Well, I think this will be my last post on this topic for a while. I feel like I could never stop on this subject because the more I work on designing a vintage style map, I find more ways to add another styling element. So if this is the first time you are reading my blog I have done three posts of this subject so please take a look at them (ArcGIS Vintage, First QGIS Vintage, and Second QGIS Vintage). I have decided to stick with QGIS since it has more ability for you to manipulate your map inside of the map composer, and truthfully ArcGIS just doesn’t have a lot of these functions to produce a final product without having to finish it in Adobe Illustrator or Inkscape. So without further rambling here is a quick “how to” apply final edits on a vintage themed map in QGIS.
After completing my last blog post, I decided to change my geographic scope. Before I was looking at the northern region of Libya, and I started getting really tired of looking at this dummy data that I threw together. It was very limiting on what I could do with it and I really didn’t have it in me to create some pseudo-interesting to put on the map, so I thought I would create a map at a more local level.

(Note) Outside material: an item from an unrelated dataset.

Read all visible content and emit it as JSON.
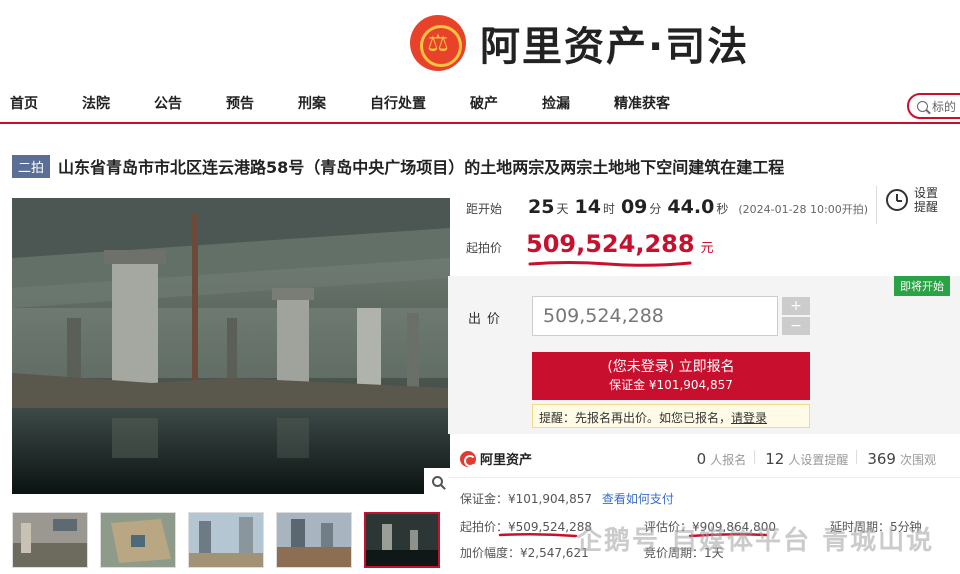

I actually was inspired by Alexandre Neto’s blog post, Mapa antigo no QGIS, and I really liked how he was able to generate such an authentic look and feel with very high-resolution data. Thus, I crossed the river via the internet and grabbed from data for Washington D.C. (link here) and started playing around with it. I really love how rich and detail local GIS data is, and I often forget this since I work at a more macro level. However, before I begin the finishing process of my DC Map, I needed to create a new antique paper background image. The last one that I was using was lacking in resolution that I needed to create a large map. However, unlike last time, I made a conscience effort to find a map that had match the following characteristics, must have large dimensions, color must be a neutral tan or beige, edges must me worn and some tares, and there must be some hand writing artifacts on it. So after some searching I finally found my map, and I began the LONG process of removing the content of the map and still retain the paper texture (I will not bore you with this long process).
With a lot of trial and error I was FINALLY happy with the above antique background image. With this process completed I can actually start making my map. I decided to create a map highlighting all the Embassies along DC’s famous Embassy Row¹.
Styling the ancillary data (roads, parks, water, etc.) was real simple, but I really need to make the Embassies pop off the map. So I decided to take the Embassy location point features and use the Spatial Query tool to select all the Buildings that intersect with the points and create a new shapefile from the result.
With a new Embassy Building shapefile, I would just use the Embassy point shapefile as a label anchor. However, I soon discovered formal names of embassies can be really long, for example “Embassy of the United Kingdom of Great Britain and Northern Ireland”, and they really make it hard on positioning the labels (seriously that title is 67 characters long!). To work around this issue I gave each Embassy a new unique number in their attribute table, starting at 1, and then labeled the point with the new ID number. I also removed all styling from the point since I now have a building footprint to represent the Embassy location, and I set the label placement on-top of the point location.
I decided to use a different font set for the labeling on the Embassies, so I used Purisa it still holds a nice print/script feel to it but it’s not overboard with the “hand written” style. With my main feature data labeled, I applied labeling to parks, roads, and the one cemetery to finish up my map.
Content with the styling of my map I could start working on the final output in composer. I decided to make my final map at ANSI D size (22×34 inches is smaller than my background image so I adjusted the image size in GIMP), and loaded my background image first (Normal Blending & 0% Transparent) them my Map (Multiply Blending and 0% Transparent).
Now I was very pleased with how the map was looking however I wanted to create a “title box” to add some map elements like a scale, title, and/or a north arror. However, I was really having issues on how to add this feature to my map without it looking out of place and too modern. So I did a little brainstorming with myself, and after trying some bad ideas first and I came up with this solution:
- First decided where the title box will reside on our map and measure how large it will need to be
- Second take those measurements and crop the background image at the same location
- Finally save this new cropped background image as .png (support transparent background) and lightly erase the “false” edges of your title “box”
Then you just inset your new image “title box” in the same place that you measures before and you have a nice clean area to place more map elements.
I was very please with how this turned out. I had been struggling with a way to add a “box” to my vintage themed map, and I think I finally found a fairly simple method.
Oh and to put the finishing touches on my hard work, I created a new composition and added the listing of the Embassies with IDs to create my key. I used Traveling Typewriter for the font set.
In closing, I started out in this series on how to create vintage themed maps in a modern GIS with not know how much work it really takes to produce a final product. And I really didn’t think it would be possible to do a lot of the things that I have done. However, with the most recent releases of QGIS 2.x it has made it easier to accomplish. If I had to perform this mapping task with only ArcGIS as my GIS program, I would have to spend a LOT of time in Adobe Illustrator to get a reasonable final product. I’m excited to see what QGIS will do in the near future. I hope you find this and my other post helpful, I enjoy doing them but I plan to switch gears at start working on a different geospatial topic. Cheers!
¹ If you are not familiar with Embassy Row there is an nice Wikipedia page for you to enjoy.